Report: Italian Mafia’s Cut in Tourism Sector is Over $2.6 Billion

Published: 28 April 2021

Italy TouristsFor the mafia, control over legitimate enterprises such as tourism and hospitality entities are increasingly valuable, as their revenue from illegitimate enterprises like drug and arms trafficking grows. (Photo: eGuide Travel, Flickr, License)

By David Klein

Italian organized criminal groups have infiltrated the country’s robust tourism sector to the tune of US$2.6 billion in 2020, a recent report by Italian think tank Demoskopika, revealed. The groups take control over legitimate businesses in order to launder revenue from illegitimate enterprises like drug and arms trafficking, experts say.

That revenue is split between three major regional groups -- Sicilian Cosa Nostra, Neapolitan Camorra and Calabrian ‘Ndrangheta, as well as smaller criminal groups in southern Italy’s Puglia and Lucania regions. 

Though $2.6 billion is barely one percent of tourism's total contribution to Italy's GDP, nearly $280 billion in 2019, according to Statista, it still represents a significant foothold in one of Italy’s largest industries. 
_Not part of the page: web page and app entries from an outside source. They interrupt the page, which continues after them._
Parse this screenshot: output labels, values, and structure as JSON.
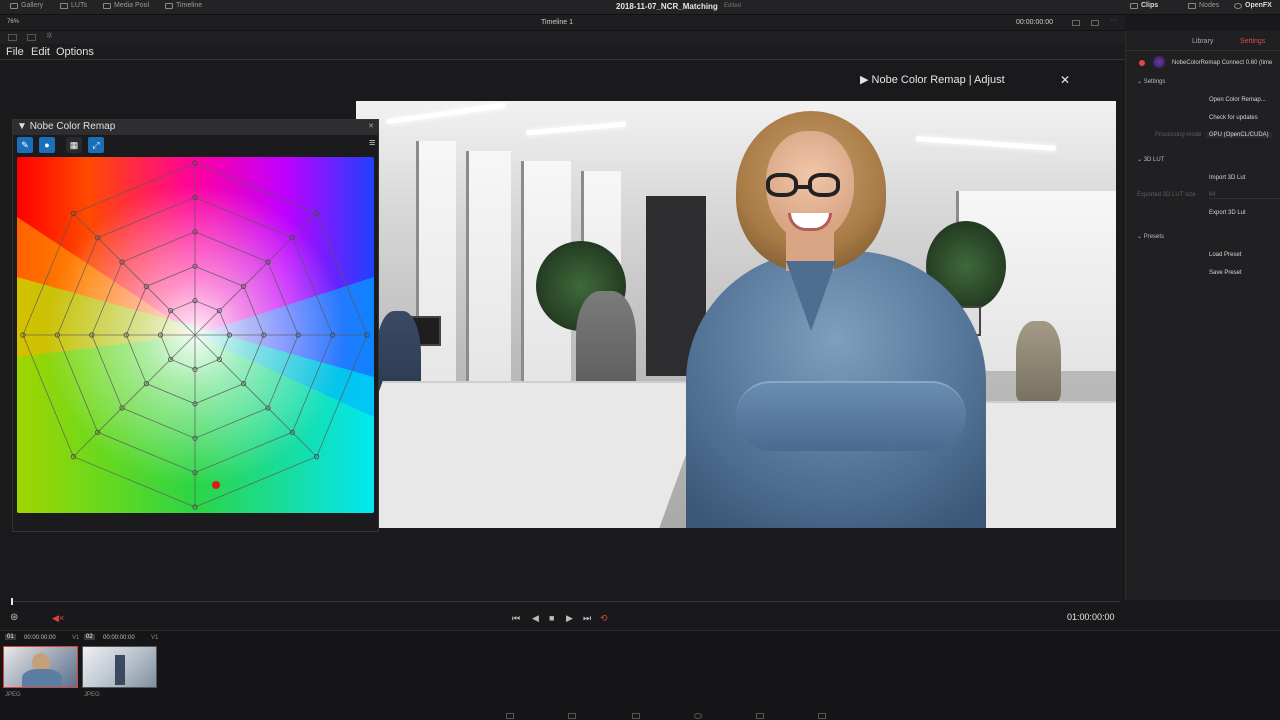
{
  "topbar": {
    "gallery": "Gallery",
    "luts": "LUTs",
    "media_pool": "Media Pool",
    "timeline": "Timeline",
    "project_title": "2018-11-07_NCR_Matching",
    "edited": "Edited",
    "clips": "Clips",
    "nodes": "Nodes",
    "openfx": "OpenFX"
  },
  "viewer_bar": {
    "zoom": "76%",
    "timeline_name": "Timeline 1",
    "timecode": "00:00:00:00"
  },
  "plugin_menu": {
    "file": "File",
    "edit": "Edit",
    "options": "Options"
  },
  "adjust_window": {
    "title": "Nobe Color Remap | Adjust",
    "close": "✕"
  },
  "panel": {
    "title": "Nobe Color Remap",
    "tools": [
      "brush-icon",
      "circle-icon",
      "grid-icon",
      "expand-icon"
    ],
    "menu": "≡"
  },
  "sidebar": {
    "tab_library": "Library",
    "tab_settings": "Settings",
    "plugin_name": "NobeColorRemap Connect 0.60 (time",
    "settings": "Settings",
    "open_button": "Open Color Remap...",
    "check_updates": "Check for updates",
    "processing_mode_label": "Processing mode",
    "processing_mode_value": "GPU (OpenCL/CUDA)",
    "lut_section": "3D LUT",
    "import_lut": "Import 3D Lut",
    "lut_size_label": "Exported 3D LUT size",
    "lut_size_value": "64",
    "export_lut": "Export 3D Lut",
    "presets_section": "Presets",
    "load_preset": "Load Preset",
    "save_preset": "Save Preset"
  },
  "transport": {
    "timecode": "01:00:00:00"
  },
  "clips": [
    {
      "num": "01",
      "timecode": "00:00:00:00",
      "track": "V1",
      "type": "JPEG"
    },
    {
      "num": "02",
      "timecode": "00:00:00:00",
      "track": "V1",
      "type": "JPEG"
    }
  ],
  "colors": {
    "accent_blue": "#1a6fb8",
    "loop_red": "#d9443a"
  }
}
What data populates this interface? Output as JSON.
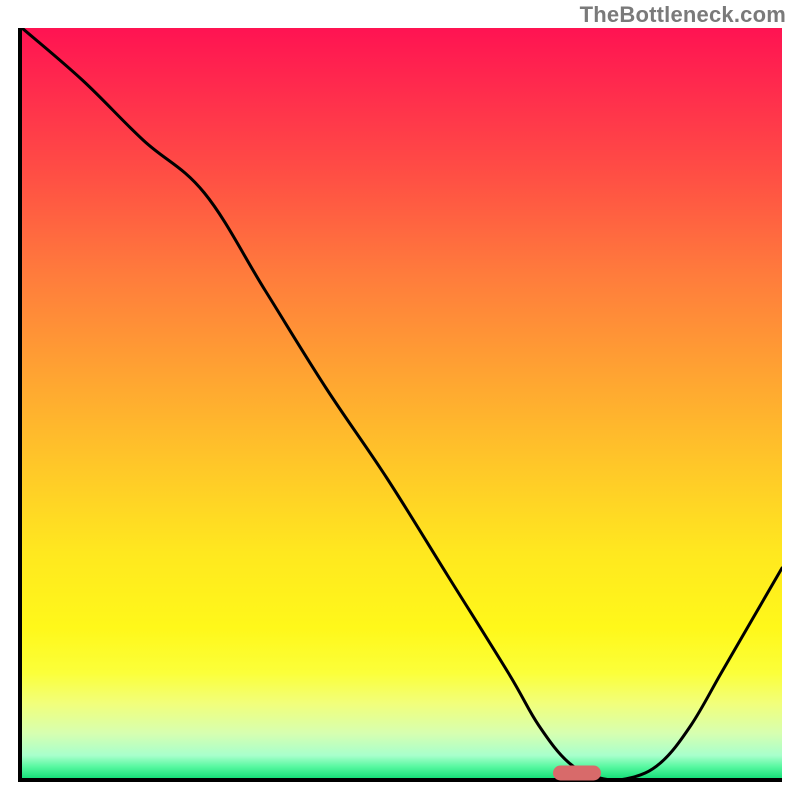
{
  "watermark": "TheBottleneck.com",
  "colors": {
    "axis": "#000000",
    "curve": "#000000",
    "marker": "#d86a6a",
    "watermark_text": "#7a7a7a"
  },
  "chart_data": {
    "type": "line",
    "title": "",
    "xlabel": "",
    "ylabel": "",
    "xlim": [
      0,
      100
    ],
    "ylim": [
      0,
      100
    ],
    "x": [
      0,
      8,
      16,
      24,
      32,
      40,
      48,
      56,
      64,
      68,
      72,
      76,
      80,
      84,
      88,
      92,
      96,
      100
    ],
    "values": [
      100,
      93,
      85,
      78,
      65,
      52,
      40,
      27,
      14,
      7,
      2,
      0,
      0,
      2,
      7,
      14,
      21,
      28
    ],
    "marker": {
      "x": 73,
      "y": 0.7
    },
    "notes": "V-shaped bottleneck curve: starts very high (≈100) at left edge, drops roughly linearly until trough near x≈74 where it reaches ~0 (flat segment), then rises again toward the right edge (~28 at x=100). Background is a vertical gradient from red→orange→yellow→green."
  }
}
According to Demoskopika, some 4,400 businesses are at risk of mafia infiltration, largely for the purpose of money laundering. The problem has only been exacerbated by the coronavirus pandemic. 

As the world's 5th most visited country in 2019, tourism amounts for some 13% of Italy's GDP. However, border shutdowns and global travel restrictions have put the industry in dire straits.

“Over 13% of companies in the tourism sector are at risk of default due to COVID,” Demoskopika’s Director Raffaele Rio said. That makes them especially vulnerable to the aggressive economic infiltration strategies of organized crime groups. 

“The mafias try to bend the entrepreneurs with attractive criminal welfare tools capable of guaranteeing business survival,” Rio said. To that end they offer to cover soaring debt, provide greater financial security through their entry into the business, slowly acquiring more and more until sometimes they even fully control the business. 

“A perverse circuit,” Rio called it. “Aimed at strengthening the control of criminal families in the area, and at increasing their social consensus that feeds serious illegal behaviors such as money laundering, usury and extortion.”

Sergio Nazzaro, an expert on organized crime, who formerly served as spokesman for the president of Italy’s Parliamentary Anti-Mafia Commission doesn’t like the word ‘infiltration’ in this context.

“When someone tries to infiltrate, you want to stop him, you close the door or the window to keep him out,“ he told the OCCRP. Instead Nazarro called the mafia’s techniques a kind of  “creeping welfare.”

When a growing business falls short on funds, it’ll do whatever it takes to stay alive, Nazzaro explained. That’s when the mafias swoop in, he said. They offer support, and maybe even at a discount, but now they have influence over the business.

“They can blackmail you, and so on,” Nazzaro said. “Eventually they don’t need your money anymore, but they need your flat, or your silence, or whatever else.”

Of the groups involved, the largest single actor is the ‘Ndrangheta. It’s infiltration into the tourism sector is thought to be worth nearly $1 billion alone. ‘Ndrangheta is Italy’s largest organized criminal group, whose illicit enterprises alone were once estimated to be around three percent of Italy’s total GDP. 

For the mafia, control over legitimate enterprises such as tourism and hospitality entities are increasingly valuable. As their revenue from illegitimate enterprises like drug and arms trafficking grows, seemingly legitimate entities through which to launder their money are more and more important. 

The mafia’s revenue is so high, according to Nazzaro, they don’t just acquire individual businesses and launder it but full industries. 

“We’re talking full economic empires,” Nazzaro said. “Construction, food distribution, you name it. Whatever they want, they take control of. They have so much money they don’t know what to do with it.”

In early 2020 alone, Demoskopika saw a 242% increase in the number of suspicious final transactions coming out of the tourism sector, which may indicate money laundering.  

If the economic crisis for the tourism sector continues, those 4,400 businesses at risk of coming under the influence of Italian organized crime may grow to as many as 33,000, Demoskopika said. 

To that end, Nazzaro said one of the most important factors in countering the mafia will be how Italy manages its economic recovery. If handled incorrectly, or with too much bureaucracy, it will give the mafia more space to swoop in and spread its influence.